The flame image is made up of successive images from ASCII(33) through ASCII(41). Line 50 stops the illusion when the S-keyis struck and Line 80 extinguishes the flame. lf CHEMUTIL-2 is available, BLOAD it and replace line 10 by CALL 25042:PRINT "&". The routine will show a true flame on the graphics
BASIC is not the best language for this routine. A satisfactory illusion is obtained here only because the routine has no other tasks. The only delays are the usual ones as the computer reads and interprets each line. If even a small. delay loop is added -to simulate an additional task, the illusion is lost. For example, add the line:-
          55 FOR K = 1 to 30 :

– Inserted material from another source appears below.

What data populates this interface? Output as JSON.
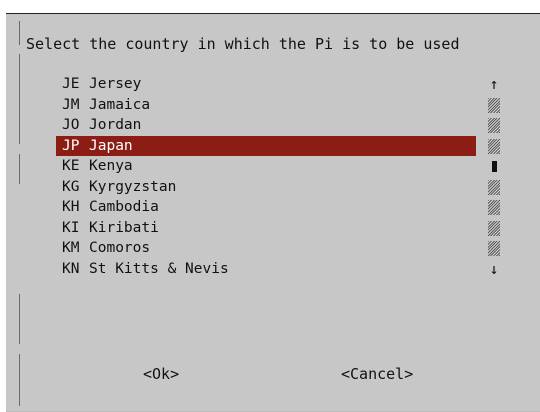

Upon execution, the routine shows each character clearly and is unacceptable. Yet this delay is too short to allow the introduction of the stirrer and falling drop loops. We must resort to 6502 machine language code.
The source code shown was generated using the Toolkit Assembler (2) and used CHEMUTIL-2 to print the flame images contained in character set 2. To see this program in action you will need to enter the monitor (CALL-151) and enter the program directly. e.g. 7C10: A9 OB 8D 00 7C A9 09 etc. Exit the monitor and BSAVE FLAME, A$7COO, L$8E then, with CHEMUTIL-2 in place, run the following BASIC program.
10 CALL 25042 : CALL 31760 :END
In the next part of this series, I will discuss and show a listing of a routine which shows a rotating stirrer bar suitable for combining with this flame sequence. Subsequent parts of this series will all require CHEMUTIL-2 for the successful execution of the code.
(1) Bendall, V. "CHEMUTIL-2, A chemistry Programming Utility"; Project SERAPHIM, NSFScience Education; Department of Chemistry, Eastern Michigan University, Ypsilanti, MI 48197, 1985.
(2) '"Applesoft Tool Kit"; Apple Computer, Inc., 20525 Mariani Avenue, Cupertino, CA 95014.